Jesus is telling us that a relationship with God is worth more than all the wealth in the world. He is actually saying pick one, wealth or me. But, it is not so much a referrendum against wealth as much as a highlight of the importance of a life with God. When we place a life in relationship with God as our priority we are being led by the Kingdom and being taught to choose that relationship above and beyond all else.

Friday, September 10, 2010

Proper 19 - Pentecost 16

This is a rambling and thinkin' out loud kinda blog. In all my years I don't think I have ever approached this text from Luke, the parable of the lost sheep, from the perspective of the lost sheep. My tendency is to always view it as someone looking in on the scene or from the perspective of our benevolent Lord never giving up on us. Think for a minute about the Lost Sheep. How must they have felt or better yet think of a time you were physically lost ... it's scary!

Emotions run wild when your lost. At first you might be embarrassed about getting turned around or missing a turnoff. Then that embarrassment turns into some concern about hurriedly getting yourself out of the situation. You know the quick, quick look around see what looks familiar thing. Then fear begins to creep in ... "oh no, what if I end up in the wrong place. What if ..." The fear can turn to panic when you realize that no one knows to look for you. No one knows where you are nor has any reason to come looking in the place where you might be lost. That's the greatest fear that no one will come looking and that you only have yourself to rely upon.

When you know someone is gonna come looking you can get proactive. You can build a shelter or sit in a coffee shop or wait near a landmark because someone is coming. There is peace in know that someone is looking for you.

Never thought about this parable that way.
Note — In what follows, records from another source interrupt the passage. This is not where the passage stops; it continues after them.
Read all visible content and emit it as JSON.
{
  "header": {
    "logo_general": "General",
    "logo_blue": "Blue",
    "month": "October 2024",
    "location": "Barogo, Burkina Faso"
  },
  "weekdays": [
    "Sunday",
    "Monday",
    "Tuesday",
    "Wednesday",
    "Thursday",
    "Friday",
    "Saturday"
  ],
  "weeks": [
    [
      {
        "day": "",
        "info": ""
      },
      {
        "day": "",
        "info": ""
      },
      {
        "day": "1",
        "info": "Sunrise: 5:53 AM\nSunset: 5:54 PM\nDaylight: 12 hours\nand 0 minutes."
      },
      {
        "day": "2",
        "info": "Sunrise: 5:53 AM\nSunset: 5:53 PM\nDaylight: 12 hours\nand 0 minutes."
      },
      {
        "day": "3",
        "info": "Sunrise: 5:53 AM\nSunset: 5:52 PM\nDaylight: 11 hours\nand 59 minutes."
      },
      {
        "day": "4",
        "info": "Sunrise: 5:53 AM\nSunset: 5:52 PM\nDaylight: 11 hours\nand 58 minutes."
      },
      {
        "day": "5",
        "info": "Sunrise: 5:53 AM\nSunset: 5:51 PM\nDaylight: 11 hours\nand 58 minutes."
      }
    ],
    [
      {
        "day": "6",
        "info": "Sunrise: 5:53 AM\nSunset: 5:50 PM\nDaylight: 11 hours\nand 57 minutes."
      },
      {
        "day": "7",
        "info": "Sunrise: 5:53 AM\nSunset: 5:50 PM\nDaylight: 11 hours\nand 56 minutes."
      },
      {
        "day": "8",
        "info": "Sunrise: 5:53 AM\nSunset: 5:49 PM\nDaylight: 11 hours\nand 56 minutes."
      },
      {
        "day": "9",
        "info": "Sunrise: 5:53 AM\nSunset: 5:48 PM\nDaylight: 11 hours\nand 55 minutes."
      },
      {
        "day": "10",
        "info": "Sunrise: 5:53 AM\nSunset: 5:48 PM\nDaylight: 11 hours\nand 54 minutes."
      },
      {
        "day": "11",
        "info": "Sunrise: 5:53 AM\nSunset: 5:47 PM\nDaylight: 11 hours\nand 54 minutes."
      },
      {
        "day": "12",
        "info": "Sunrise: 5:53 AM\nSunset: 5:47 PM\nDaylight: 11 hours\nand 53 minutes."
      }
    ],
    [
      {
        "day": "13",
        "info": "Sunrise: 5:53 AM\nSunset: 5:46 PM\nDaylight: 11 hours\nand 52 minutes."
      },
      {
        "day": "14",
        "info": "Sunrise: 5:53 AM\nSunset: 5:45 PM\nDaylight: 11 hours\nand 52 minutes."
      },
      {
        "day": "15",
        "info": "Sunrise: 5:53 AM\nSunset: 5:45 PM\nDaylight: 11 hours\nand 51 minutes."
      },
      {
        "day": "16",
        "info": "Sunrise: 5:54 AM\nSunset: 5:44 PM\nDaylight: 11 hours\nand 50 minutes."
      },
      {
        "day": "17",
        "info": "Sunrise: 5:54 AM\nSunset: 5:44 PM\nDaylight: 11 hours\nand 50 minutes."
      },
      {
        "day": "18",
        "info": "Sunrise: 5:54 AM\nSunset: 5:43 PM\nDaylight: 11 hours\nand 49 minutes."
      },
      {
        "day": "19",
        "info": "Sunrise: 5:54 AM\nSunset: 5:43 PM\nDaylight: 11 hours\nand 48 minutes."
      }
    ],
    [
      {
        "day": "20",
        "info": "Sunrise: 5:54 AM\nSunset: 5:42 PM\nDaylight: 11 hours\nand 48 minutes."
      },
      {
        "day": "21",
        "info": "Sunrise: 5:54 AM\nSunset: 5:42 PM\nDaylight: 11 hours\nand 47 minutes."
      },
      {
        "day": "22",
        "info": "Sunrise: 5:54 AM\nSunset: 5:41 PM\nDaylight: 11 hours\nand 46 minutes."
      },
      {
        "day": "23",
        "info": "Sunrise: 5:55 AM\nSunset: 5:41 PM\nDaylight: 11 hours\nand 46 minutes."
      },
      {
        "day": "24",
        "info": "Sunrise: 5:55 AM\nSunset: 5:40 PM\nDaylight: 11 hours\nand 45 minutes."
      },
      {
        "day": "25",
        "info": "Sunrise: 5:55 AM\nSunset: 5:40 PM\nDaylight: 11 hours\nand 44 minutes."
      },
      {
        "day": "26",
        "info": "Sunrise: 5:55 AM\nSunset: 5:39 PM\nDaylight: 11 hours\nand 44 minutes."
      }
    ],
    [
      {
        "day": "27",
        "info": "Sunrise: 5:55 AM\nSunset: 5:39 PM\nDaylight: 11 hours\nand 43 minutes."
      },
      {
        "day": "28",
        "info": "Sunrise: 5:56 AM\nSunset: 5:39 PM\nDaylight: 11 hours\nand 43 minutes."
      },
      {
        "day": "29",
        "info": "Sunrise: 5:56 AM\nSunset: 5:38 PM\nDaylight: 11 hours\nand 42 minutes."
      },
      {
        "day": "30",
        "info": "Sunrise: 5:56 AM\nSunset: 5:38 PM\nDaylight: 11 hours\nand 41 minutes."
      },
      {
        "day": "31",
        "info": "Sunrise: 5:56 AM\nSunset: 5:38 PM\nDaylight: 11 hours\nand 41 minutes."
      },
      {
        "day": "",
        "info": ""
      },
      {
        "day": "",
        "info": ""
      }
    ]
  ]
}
Simply stated Jesus is always looking for us. We don't need to panic because he is always looking for us. When our daily grind seems like to much or when we feel lost and estranged from the conditions of life he is always looking and seeking to move us to a place of familiarity, comfort and peace.

Friday, September 3, 2010

Proper 18

This story/anecdote is kinda corny. I've used it in sermons and talks many times. I actually first saw it in a church bulletin probably 20 years ago. The story goes like this,
A man was walking on the beach saw that it was littered with thousands of starfish. A little boy was picking up the starfish one by one and throwing them into the ocean. He asked the boy, "What are you doing?" The boy replied, "I'm throwing starfish back into the water. If I leave them here they'll dry up and die." The man said, "But look how many starfish there are. What you're doing can't possibly make a difference." As the boy picked up another starfish and threw it into the ocean he said, "Well, it makes a difference to this one!"

See what I mean ... you've heard it before. The boy understands that he can't help every starfish on the beach but he also understands that he can make a difference to at least one. I believe God is using Luke's gospel to tell us to be sure that we know what we are capable of doing. He's saying something that we sometimes tell our children, "don't bite off more than you can chew."

After the preceding explanation you're probably saying, why does the the scripture have to be so disturbing and upsetting? I agree. None among us wants to hear that Jesus is calling us to hate our family members. I don't want to hear that and you don't want to hear that. Families and homes are supposed to be a place where we are nurtured, fed and loved ... not hated. Robert Frost once said, "home is the place where, when you have to go there, they have to take you in."

It seems to me that God is calling us to carefully understand that complexities of our commitments to him. In Luke's gospel Jesus is saying, my ways might put you at odds with the ways of the world ... they might even put you at odds with your family! In the 1st century world Jesus was preaching to an audience that had gotten very comfortable with a socially accepted religious tradition. He is telling his listeners this is a new way of doing things. Know that your family and friends may no understand "my way" but stay the course and don't give up. Further, he counsels to understand that "you can't save everybody but your commitment can lead some not all to me."

Jesus is asking us to commit to him as he committed to us. The cross is representative of his extreme and awesome commitment. His resurrection is a commitment to walk us through all the highs and lows of our life and to be with us every step of the way.